Data provided Start Marker

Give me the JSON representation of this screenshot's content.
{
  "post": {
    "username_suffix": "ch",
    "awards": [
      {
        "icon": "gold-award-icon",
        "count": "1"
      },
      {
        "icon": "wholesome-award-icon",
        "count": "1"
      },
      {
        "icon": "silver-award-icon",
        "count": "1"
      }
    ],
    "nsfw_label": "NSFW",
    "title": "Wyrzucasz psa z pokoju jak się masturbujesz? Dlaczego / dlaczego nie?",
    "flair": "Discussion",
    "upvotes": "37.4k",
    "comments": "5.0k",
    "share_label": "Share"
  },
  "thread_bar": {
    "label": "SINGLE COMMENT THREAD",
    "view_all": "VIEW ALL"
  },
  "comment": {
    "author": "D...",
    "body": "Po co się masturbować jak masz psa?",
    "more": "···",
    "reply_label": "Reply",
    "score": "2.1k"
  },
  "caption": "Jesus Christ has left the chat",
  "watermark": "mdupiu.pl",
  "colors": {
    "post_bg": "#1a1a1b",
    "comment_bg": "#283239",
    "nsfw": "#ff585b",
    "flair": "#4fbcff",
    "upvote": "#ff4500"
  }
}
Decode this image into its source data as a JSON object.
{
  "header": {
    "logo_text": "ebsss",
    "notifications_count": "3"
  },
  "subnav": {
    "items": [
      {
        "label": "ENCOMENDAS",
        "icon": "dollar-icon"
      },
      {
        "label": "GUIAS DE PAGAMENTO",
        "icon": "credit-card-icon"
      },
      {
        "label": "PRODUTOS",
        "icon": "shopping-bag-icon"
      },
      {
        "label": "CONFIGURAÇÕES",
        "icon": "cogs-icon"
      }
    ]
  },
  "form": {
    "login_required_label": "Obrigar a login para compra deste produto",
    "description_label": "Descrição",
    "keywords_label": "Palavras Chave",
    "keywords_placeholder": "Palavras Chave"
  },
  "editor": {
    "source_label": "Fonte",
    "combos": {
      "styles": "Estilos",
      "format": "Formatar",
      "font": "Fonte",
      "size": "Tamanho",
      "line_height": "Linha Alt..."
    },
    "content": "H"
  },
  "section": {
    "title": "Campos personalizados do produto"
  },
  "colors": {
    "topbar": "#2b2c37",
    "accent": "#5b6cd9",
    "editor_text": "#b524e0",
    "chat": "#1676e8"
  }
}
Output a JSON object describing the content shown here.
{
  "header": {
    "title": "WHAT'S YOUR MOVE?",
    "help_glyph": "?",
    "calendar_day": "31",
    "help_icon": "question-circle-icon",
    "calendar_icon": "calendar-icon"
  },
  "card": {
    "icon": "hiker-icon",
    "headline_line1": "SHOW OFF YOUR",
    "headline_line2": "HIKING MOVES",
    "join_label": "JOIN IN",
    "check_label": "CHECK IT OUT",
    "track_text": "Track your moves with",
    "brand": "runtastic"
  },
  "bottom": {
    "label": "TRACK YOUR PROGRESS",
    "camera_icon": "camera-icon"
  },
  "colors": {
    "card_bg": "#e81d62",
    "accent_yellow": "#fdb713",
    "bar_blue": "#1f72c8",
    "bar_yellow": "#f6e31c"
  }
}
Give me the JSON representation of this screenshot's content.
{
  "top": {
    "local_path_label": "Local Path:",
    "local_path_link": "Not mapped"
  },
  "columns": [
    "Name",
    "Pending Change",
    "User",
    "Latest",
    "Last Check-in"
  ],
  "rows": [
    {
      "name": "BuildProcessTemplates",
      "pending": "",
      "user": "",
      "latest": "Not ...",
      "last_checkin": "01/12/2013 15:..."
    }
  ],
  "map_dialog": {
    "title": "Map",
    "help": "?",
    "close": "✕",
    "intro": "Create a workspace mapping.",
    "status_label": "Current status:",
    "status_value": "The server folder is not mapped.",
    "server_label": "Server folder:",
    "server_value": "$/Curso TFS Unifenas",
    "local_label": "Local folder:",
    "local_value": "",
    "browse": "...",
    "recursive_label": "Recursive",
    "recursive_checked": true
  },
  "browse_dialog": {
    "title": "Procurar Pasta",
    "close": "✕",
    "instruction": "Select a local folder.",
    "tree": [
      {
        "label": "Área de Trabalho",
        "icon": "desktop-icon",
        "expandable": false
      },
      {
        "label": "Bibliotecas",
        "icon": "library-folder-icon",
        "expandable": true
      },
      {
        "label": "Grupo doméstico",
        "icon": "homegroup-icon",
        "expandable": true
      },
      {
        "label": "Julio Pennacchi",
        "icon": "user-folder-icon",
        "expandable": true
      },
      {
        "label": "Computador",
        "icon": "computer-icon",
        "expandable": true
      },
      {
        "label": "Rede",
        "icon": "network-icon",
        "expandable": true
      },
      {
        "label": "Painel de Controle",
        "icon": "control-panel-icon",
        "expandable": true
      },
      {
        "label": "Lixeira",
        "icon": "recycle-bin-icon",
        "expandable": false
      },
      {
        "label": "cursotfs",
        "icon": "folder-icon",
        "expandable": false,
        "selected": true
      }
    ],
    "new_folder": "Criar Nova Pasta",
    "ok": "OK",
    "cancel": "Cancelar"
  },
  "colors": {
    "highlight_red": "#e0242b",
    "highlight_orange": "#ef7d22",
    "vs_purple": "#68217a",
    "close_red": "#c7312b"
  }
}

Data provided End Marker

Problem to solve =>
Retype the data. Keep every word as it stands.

Solution =>
Give me the JSON representation of this screenshot's content.
{
  "post": {
    "username_suffix": "ch",
    "awards": [
      {
        "icon": "gold-award-icon",
        "count": "1"
      },
      {
        "icon": "wholesome-award-icon",
        "count": "1"
      },
      {
        "icon": "silver-award-icon",
        "count": "1"
      }
    ],
    "nsfw_label": "NSFW",
    "title": "Wyrzucasz psa z pokoju jak się masturbujesz? Dlaczego / dlaczego nie?",
    "flair": "Discussion",
    "upvotes": "37.4k",
    "comments": "5.0k",
    "share_label": "Share"
  },
  "thread_bar": {
    "label": "SINGLE COMMENT THREAD",
    "view_all": "VIEW ALL"
  },
  "comment": {
    "author": "D...",
    "body": "Po co się masturbować jak masz psa?",
    "more": "···",
    "reply_label": "Reply",
    "score": "2.1k"
  },
  "caption": "Jesus Christ has left the chat",
  "watermark": "mdupiu.pl",
  "colors": {
    "post_bg": "#1a1a1b",
    "comment_bg": "#283239",
    "nsfw": "#ff585b",
    "flair": "#4fbcff",
    "upvote": "#ff4500"
  }
}
Decode this image into its source data as a JSON object.
{
  "header": {
    "logo_text": "ebsss",
    "notifications_count": "3"
  },
  "subnav": {
    "items": [
      {
        "label": "ENCOMENDAS",
        "icon": "dollar-icon"
      },
      {
        "label": "GUIAS DE PAGAMENTO",
        "icon": "credit-card-icon"
      },
      {
        "label": "PRODUTOS",
        "icon": "shopping-bag-icon"
      },
      {
        "label": "CONFIGURAÇÕES",
        "icon": "cogs-icon"
      }
    ]
  },
  "form": {
    "login_required_label": "Obrigar a login para compra deste produto",
    "description_label": "Descrição",
    "keywords_label": "Palavras Chave",
    "keywords_placeholder": "Palavras Chave"
  },
  "editor": {
    "source_label": "Fonte",
    "combos": {
      "styles": "Estilos",
      "format": "Formatar",
      "font": "Fonte",
      "size": "Tamanho",
      "line_height": "Linha Alt..."
    },
    "content": "H"
  },
  "section": {
    "title": "Campos personalizados do produto"
  },
  "colors": {
    "topbar": "#2b2c37",
    "accent": "#5b6cd9",
    "editor_text": "#b524e0",
    "chat": "#1676e8"
  }
}
Output a JSON object describing the content shown here.
{
  "header": {
    "title": "WHAT'S YOUR MOVE?",
    "help_glyph": "?",
    "calendar_day": "31",
    "help_icon": "question-circle-icon",
    "calendar_icon": "calendar-icon"
  },
  "card": {
    "icon": "hiker-icon",
    "headline_line1": "SHOW OFF YOUR",
    "headline_line2": "HIKING MOVES",
    "join_label": "JOIN IN",
    "check_label": "CHECK IT OUT",
    "track_text": "Track your moves with",
    "brand": "runtastic"
  },
  "bottom": {
    "label": "TRACK YOUR PROGRESS",
    "camera_icon": "camera-icon"
  },
  "colors": {
    "card_bg": "#e81d62",
    "accent_yellow": "#fdb713",
    "bar_blue": "#1f72c8",
    "bar_yellow": "#f6e31c"
  }
}
Give me the JSON representation of this screenshot's content.
{
  "top": {
    "local_path_label": "Local Path:",
    "local_path_link": "Not mapped"
  },
  "columns": [
    "Name",
    "Pending Change",
    "User",
    "Latest",
    "Last Check-in"
  ],
  "rows": [
    {
      "name": "BuildProcessTemplates",
      "pending": "",
      "user": "",
      "latest": "Not ...",
      "last_checkin": "01/12/2013 15:..."
    }
  ],
  "map_dialog": {
    "title": "Map",
    "help": "?",
    "close": "✕",
    "intro": "Create a workspace mapping.",
    "status_label": "Current status:",
    "status_value": "The server folder is not mapped.",
    "server_label": "Server folder:",
    "server_value": "$/Curso TFS Unifenas",
    "local_label": "Local folder:",
    "local_value": "",
    "browse": "...",
    "recursive_label": "Recursive",
    "recursive_checked": true
  },
  "browse_dialog": {
    "title": "Procurar Pasta",
    "close": "✕",
    "instruction": "Select a local folder.",
    "tree": [
      {
        "label": "Área de Trabalho",
        "icon": "desktop-icon",
        "expandable": false
      },
      {
        "label": "Bibliotecas",
        "icon": "library-folder-icon",
        "expandable": true
      },
      {
        "label": "Grupo doméstico",
        "icon": "homegroup-icon",
        "expandable": true
      },
      {
        "label": "Julio Pennacchi",
        "icon": "user-folder-icon",
        "expandable": true
      },
      {
        "label": "Computador",
        "icon": "computer-icon",
        "expandable": true
      },
      {
        "label": "Rede",
        "icon": "network-icon",
        "expandable": true
      },
      {
        "label": "Painel de Controle",
        "icon": "control-panel-icon",
        "expandable": true
      },
      {
        "label": "Lixeira",
        "icon": "recycle-bin-icon",
        "expandable": false
      },
      {
        "label": "cursotfs",
        "icon": "folder-icon",
        "expandable": false,
        "selected": true
      }
    ],
    "new_folder": "Criar Nova Pasta",
    "ok": "OK",
    "cancel": "Cancelar"
  },
  "colors": {
    "highlight_red": "#e0242b",
    "highlight_orange": "#ef7d22",
    "vs_purple": "#68217a",
    "close_red": "#c7312b"
  }
}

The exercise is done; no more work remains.